The American crocodile is one of the largest crocodile species and the most widespread in the Neotropical realm, they can reach a swimming speed of 32 km/h (20 mph). The wild animal life span in the wild is approximately 50 to 70 years.

Crocodiles normally prefer salinity and inhabits waters such as mangrove swamps, river mouths, fresh waters and salt lakes, and can also be found at sea.

In the Osa Peninsula, both crocodiles and caimans are impacted by environmental factor caused by the proximity to human inhabitance, fishing, and recreational activities.

Crocodiles are more aggressive towards human than caimans. American Crocodile attract have been reported in Costa Rica, Panama and Mexico.

Caimans can live in much colder water than crocodiles, but can’t support much salinity. A fully-grown Spectacled Caiman is less than half the size of a crocodile, and usually doesn’t wait more than 140 pounds while the American crocodile can weigh 880 pounds.

Animal species who live in mangroves


  • Shrimps
  • Mollusks
  • Barnacles
  • Oysters
  • Mussels
  • Worms
  • Snails
  • Shellfish
  • Crabs
  • Jellyfish
  • Tarpon
  • Sea bass
  • Baby sharks
  • Barracudas
  • Jacks
  • Sponges
  • Snakes
  • Crocodiles
  • Caiman
  • Birds
  • Monkeys
  • Honeybees
  • Bats
  • Juvenile snappers

7 types of mangroves in the Osa Peninsula


  • Red mangrove (Rhizophora mangle)

  • Red mangrove (Rhizophora racemosa), (Rhizophora harrison),
  • tea mangrove (Pelliciera rhizophorea),
  • black mangrove (Avicennia germinans)
  • white mangrove (Langucularia racemose)
  • buttonwood or Button mangrove (Conocarpus erectus)
  • Out of these seven types of mangroves, the most dominants are the red, black and white mangroves.

8 reasons to protect mangroves


Biodiversity. Provide a nutrient-rich breeding ground and nesting habitats for a large variety of marine species and other wildlife.

Livelihoods. Natural resources for communities who depend on these essential ecosystems.

Shoreline protection. Robust mangroves protect the coast from destructive storm and strong winds, surge, and floods. They help prevent erosion by stabilizing sediments with their dense tangled root systems acting as a natural barrier for coastal communities.

Water filter. Maintain water quality and clarity, filtering pollutants and trapping sediments originating from land, preventing contamination and protecting habitats such as coral reefs and seagrass beds.

Carbon storage. Carbon dioxide is absorbed and stored by mangrove forests easier than it is in a mature tropical forest.

Medicinal. Extracts and chemicals identified from mangroves are mainly used in bush medicine, insecticides and pesticides.

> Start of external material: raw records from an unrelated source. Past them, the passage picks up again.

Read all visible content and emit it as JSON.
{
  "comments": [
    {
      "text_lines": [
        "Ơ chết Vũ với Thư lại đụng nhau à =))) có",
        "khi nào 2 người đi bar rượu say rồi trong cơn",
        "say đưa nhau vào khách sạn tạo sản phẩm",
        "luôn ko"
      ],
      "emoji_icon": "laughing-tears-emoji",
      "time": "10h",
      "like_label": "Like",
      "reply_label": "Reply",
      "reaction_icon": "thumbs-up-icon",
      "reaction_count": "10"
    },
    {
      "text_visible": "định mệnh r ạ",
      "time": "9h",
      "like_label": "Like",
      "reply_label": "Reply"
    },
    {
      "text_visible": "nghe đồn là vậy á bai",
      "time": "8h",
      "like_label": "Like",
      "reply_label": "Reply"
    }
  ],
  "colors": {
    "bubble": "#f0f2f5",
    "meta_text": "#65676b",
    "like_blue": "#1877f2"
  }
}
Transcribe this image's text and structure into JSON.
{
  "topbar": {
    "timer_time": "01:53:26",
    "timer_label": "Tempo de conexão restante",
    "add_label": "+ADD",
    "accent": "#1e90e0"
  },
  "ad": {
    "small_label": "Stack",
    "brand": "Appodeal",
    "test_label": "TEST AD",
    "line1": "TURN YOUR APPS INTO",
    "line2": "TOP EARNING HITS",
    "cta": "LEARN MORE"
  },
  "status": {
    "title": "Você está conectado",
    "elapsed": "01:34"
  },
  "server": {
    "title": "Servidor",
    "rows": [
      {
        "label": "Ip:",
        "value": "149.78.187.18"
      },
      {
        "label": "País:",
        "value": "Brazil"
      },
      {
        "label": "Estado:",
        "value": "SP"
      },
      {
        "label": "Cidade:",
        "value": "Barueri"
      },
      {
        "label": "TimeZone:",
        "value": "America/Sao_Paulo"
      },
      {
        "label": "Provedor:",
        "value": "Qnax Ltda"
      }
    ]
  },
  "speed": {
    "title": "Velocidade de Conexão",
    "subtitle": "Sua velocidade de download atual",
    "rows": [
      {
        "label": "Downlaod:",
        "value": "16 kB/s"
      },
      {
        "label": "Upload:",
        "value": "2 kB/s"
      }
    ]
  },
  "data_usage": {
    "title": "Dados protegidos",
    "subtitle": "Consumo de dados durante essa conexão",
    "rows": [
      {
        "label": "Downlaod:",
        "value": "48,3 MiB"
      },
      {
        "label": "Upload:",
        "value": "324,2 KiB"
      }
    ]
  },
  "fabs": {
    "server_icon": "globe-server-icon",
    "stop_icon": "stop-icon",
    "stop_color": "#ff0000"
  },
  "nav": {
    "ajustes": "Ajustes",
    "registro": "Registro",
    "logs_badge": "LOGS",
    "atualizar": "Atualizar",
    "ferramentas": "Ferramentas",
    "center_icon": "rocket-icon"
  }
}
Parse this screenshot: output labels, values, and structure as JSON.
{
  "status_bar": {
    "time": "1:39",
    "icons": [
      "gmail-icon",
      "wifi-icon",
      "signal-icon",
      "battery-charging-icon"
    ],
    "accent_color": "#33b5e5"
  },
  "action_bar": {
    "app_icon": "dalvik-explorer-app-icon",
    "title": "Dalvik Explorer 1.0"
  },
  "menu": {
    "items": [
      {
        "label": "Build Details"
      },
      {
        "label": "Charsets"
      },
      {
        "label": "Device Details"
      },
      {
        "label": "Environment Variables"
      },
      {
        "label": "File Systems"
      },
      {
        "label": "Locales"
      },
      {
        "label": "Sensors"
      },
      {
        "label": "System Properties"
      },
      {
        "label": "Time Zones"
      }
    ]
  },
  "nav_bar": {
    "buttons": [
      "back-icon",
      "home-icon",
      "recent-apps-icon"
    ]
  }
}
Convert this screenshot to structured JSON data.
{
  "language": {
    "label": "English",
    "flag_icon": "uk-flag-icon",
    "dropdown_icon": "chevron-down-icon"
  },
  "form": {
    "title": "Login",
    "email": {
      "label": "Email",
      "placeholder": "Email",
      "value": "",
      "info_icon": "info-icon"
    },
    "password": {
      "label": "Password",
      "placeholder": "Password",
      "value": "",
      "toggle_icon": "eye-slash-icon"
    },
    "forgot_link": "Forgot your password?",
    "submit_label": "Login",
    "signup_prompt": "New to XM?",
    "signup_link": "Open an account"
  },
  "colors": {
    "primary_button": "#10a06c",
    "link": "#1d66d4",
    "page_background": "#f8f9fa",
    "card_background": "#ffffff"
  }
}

Economical. Exploited for firewood, charcoal, construction of dwellings, furniture, boats and fishing gear, tannins for dyeing and leather production are some traditional uses of the mangroves.

Sustainable development. Ecotourism in healthy mangrove without compromising coastal ecosystems benefits community dwellers.